We define a pundit as someone who offers analysis or opinions on the news, particularly politics and public policy. One can engage in punditry by writing, blogging or appearing on radio or TV. A pundit is not an elected official, not a declared candidate nor anyone in an official capacity with a political party, campaign or government.
For starters, the AP alone has over 40 staffers reporting on ME affairs. And, AP and all other major news outlets’ Middle East reporters are only allowed to write stories that reinforce the “Bad Israel – Oppressed Palestinians” legend. The editors of major media publications simply refuse to publish any other type of stories.
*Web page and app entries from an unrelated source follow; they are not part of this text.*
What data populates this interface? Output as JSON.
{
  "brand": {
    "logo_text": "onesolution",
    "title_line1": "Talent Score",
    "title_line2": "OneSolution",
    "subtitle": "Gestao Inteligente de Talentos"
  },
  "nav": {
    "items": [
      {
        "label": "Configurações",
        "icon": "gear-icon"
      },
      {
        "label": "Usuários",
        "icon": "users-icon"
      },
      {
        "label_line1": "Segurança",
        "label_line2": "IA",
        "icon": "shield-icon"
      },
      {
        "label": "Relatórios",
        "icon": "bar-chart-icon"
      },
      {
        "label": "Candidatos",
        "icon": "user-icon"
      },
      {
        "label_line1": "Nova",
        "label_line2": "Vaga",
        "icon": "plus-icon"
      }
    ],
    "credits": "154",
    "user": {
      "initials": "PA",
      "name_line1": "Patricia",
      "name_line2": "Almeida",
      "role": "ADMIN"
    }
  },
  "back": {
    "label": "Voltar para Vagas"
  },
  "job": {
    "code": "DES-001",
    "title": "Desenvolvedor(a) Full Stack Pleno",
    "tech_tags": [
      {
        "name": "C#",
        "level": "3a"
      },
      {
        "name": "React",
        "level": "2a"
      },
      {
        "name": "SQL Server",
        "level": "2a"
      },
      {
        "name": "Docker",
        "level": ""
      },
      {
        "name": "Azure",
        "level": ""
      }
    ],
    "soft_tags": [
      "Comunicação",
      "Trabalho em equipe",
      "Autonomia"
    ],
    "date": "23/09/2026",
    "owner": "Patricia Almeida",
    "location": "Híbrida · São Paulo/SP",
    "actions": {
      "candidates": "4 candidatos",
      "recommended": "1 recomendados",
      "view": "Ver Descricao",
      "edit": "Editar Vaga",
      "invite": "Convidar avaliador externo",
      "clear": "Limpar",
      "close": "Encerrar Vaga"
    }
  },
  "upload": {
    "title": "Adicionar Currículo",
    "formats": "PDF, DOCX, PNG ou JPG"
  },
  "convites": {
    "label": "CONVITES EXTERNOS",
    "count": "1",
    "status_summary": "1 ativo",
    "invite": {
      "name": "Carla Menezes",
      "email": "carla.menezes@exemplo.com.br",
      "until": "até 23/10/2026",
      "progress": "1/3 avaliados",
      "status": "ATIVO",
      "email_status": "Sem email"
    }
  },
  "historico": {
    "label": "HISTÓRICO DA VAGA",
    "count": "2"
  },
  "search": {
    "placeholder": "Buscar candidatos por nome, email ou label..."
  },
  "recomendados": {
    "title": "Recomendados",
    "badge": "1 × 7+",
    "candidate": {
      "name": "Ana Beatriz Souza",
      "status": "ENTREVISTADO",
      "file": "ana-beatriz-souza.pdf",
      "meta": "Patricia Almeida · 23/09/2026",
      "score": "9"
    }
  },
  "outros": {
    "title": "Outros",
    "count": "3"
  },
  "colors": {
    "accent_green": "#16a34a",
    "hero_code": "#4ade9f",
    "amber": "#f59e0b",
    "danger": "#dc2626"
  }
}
Furthermore, approximately zero major media reporters in the Middle East speak either Arabic or Hebrew, so the permanent ME press corps lacks the ability to gather the deep insider perspectives that would give them a truly informed, holistic view of what is actually going on … and maybe impassion some of them to reveal the truth even if doing so would blow up their careers.
This article is well written, informative and thought provoking. I hope you’ll read it.
First, congratulations to Bob Braun, whose career and personal accomplishments are featured in Rutgers’ Winter 2013-14 alumni publication. He comments –
Ok, so the plaid scarf was the photographer’s idea, not mine. But I’m glad the writer emphasized two of the accomplishments of which I am proudest – reintroducing Paul Robeson to Rutgers and meeting the Culbertson family.
Bob has recently taken on the cause of championing the plight of Newark Public Schools as the community wages a battle to protect its schools as the program to eradicate them continues to be implemented by Public Ed Destroyer in Chief Cami Anderson aka Newark Schools Superintendent. The plan Cami’s implementing was created by heavy hitters Senator Cory Booker, Mark Zuckerberg and Chris Christie (my words, not Bob’s).
Bob does a beautiful job of exposing the horror of what’s being done to Newark students and community through this drive to dismantle public education here; the intrinsic injustice of it; and the fantastic speed and brutality with which this abuse is being carried out. Diane Ravitch admires Bob too.
Second. I was directed to this profile piece about a Liberian immigrant as a wonderful illustration of creating a meaningful portrait of a character with just a few words. By tying our knowledge of certain societal phenomena to the description of her subject
Emmet Larry, 50, hoped for a pair of underwear, a bar of soap, maybe some soup. But what he really needed was a bike lock …
Refugee from Liberia. Victim of torture. No income.